It all started on Sunday when a friend sent me a link to this page. According to the article, H&M in Sweden introduced mannequins in sizes 6 and 10 (pictured left). The comment under the photo, attributed to RHUer, states that “some are saying they [H&M] condone obesity.”
For those of us who have had it with the ridiculously unsustainable and even unattainable body ideal that has been foisted upon women of late, them’s fighting words!
I was quick to post this on my Facebook wall and on the blog’s Facebook page. Friends were equally quick to let me know that The Washington Post reported it as a hoax. As it happens, it’s not a hoax. The WP has issued a correction.
The renewed interest came lately because a Canadian radio station posted the pictures on its Facebook page and the images got over 600,000 “likes” and went viral.
It doesn’t take a genius to explain why. So many women posted “ahem!” type posts about finally seeing mannequins in realistic sizes. Lots of comments noted that size 6 and 10 are nowhere near obese.
We have been conditions to see mannequins that wear the smallest sizes. Super-models are selected for how well they can resemble mannequins. And then this all gets twisted around so that super-models become the standard feminine beauty ideal. Tall, thin, and featureless, like mannequins.

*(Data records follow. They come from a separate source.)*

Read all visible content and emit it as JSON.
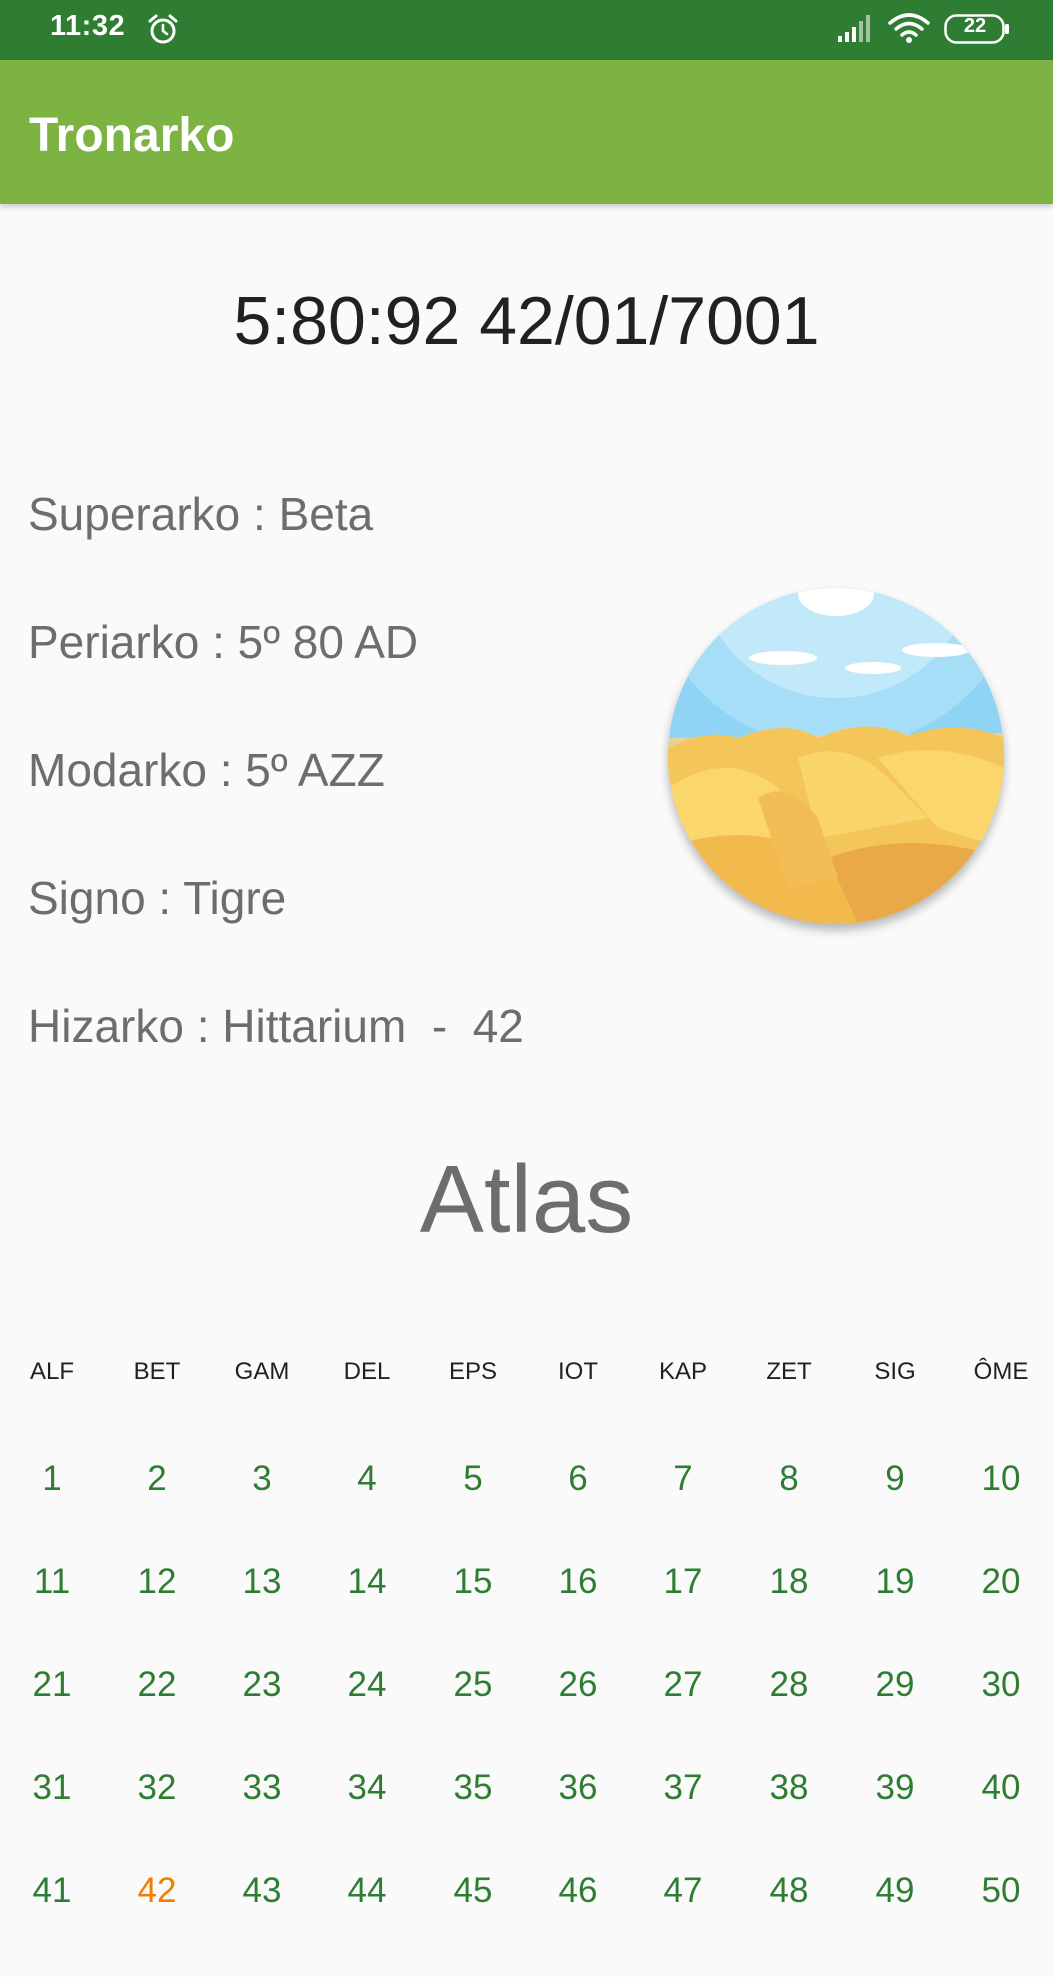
{
  "status_bar": {
    "time": "11:32",
    "battery": "22",
    "icons": [
      "alarm-icon",
      "signal-icon",
      "wifi-icon",
      "battery-icon"
    ]
  },
  "app_bar": {
    "title": "Tronarko",
    "color": "#7cb342"
  },
  "datetime": "5:80:92 42/01/7001",
  "info": {
    "superarko": "Superarko : Beta",
    "periarko": "Periarko : 5º 80 AD",
    "modarko": "Modarko : 5º AZZ",
    "signo": "Signo : Tigre",
    "hizarko": "Hizarko : Hittarium  -  42"
  },
  "image_icon": "desert-landscape-icon",
  "atlas": {
    "title": "Atlas",
    "weekdays": [
      "ALF",
      "BET",
      "GAM",
      "DEL",
      "EPS",
      "IOT",
      "KAP",
      "ZET",
      "SIG",
      "ÔME"
    ],
    "weeks": [
      [
        "1",
        "2",
        "3",
        "4",
        "5",
        "6",
        "7",
        "8",
        "9",
        "10"
      ],
      [
        "11",
        "12",
        "13",
        "14",
        "15",
        "16",
        "17",
        "18",
        "19",
        "20"
      ],
      [
        "21",
        "22",
        "23",
        "24",
        "25",
        "26",
        "27",
        "28",
        "29",
        "30"
      ],
      [
        "31",
        "32",
        "33",
        "34",
        "35",
        "36",
        "37",
        "38",
        "39",
        "40"
      ],
      [
        "41",
        "42",
        "43",
        "44",
        "45",
        "46",
        "47",
        "48",
        "49",
        "50"
      ]
    ],
    "current_day": "42",
    "day_color": "#2e7d32",
    "current_day_color": "#f57c00"
  }
}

Putting realistically sized mannequins in store windows and then having them labelled “obese” is good evidence of how harshly our cultural gaze judges women’s bodies. The fact that so many women felt relieved and pleased at the site of these mannequins demonstrates just how urgently so many of us are feeling the need for a shift in cultural expectations and standards for women’s bodies.
Sam and I have written a lot about this issue and will no doubt continue to have lots to say. The attention these mannequins have received, even if it came three years later than the original post, is a good sign that we are not voices crying in the wilderness. Women are ready for a change.
I’d like to reiterate what a few commentators have emphasized: these are not PLUS sized mannequines. Even size 6 is quite thin and small, and 10 is about average (in fact, a little search around the internet turns up women’s dress size averages in North America ranging from 11 to 14). Our views and expectations of women’s bodies (of our own bodies) are distorted.
I hope the next generation of young women can grow up in a more reasonable world where size and body image is concerned. I chatted with a young woman in the locker room at yoga the other day about her struggles with body image (she was reading a book by Geneen Roth called Women, Food, and God, and I asked her about it). She told me about the ease with which her mother would throw out comments about her (the young woman) needing to lose a few pounds. The young woman has never felt good about her body and is desperate for a change.
This interaction reminded me, as if I need reminding, that culture-wide we have such a distorted view of the body that even beautiful and enviably fit young women are painfully self-conscious and full of self-loathing about their bodies. I touched on this in my discussion of the two different locker rooms not too long ago. It also made me sad because we have a right to love ourselves, period.
The comment frenzy around these non-size zero mannequins fills me with hope. Maybe we actually have had it. Maybe the beauty ideal is about ready to change.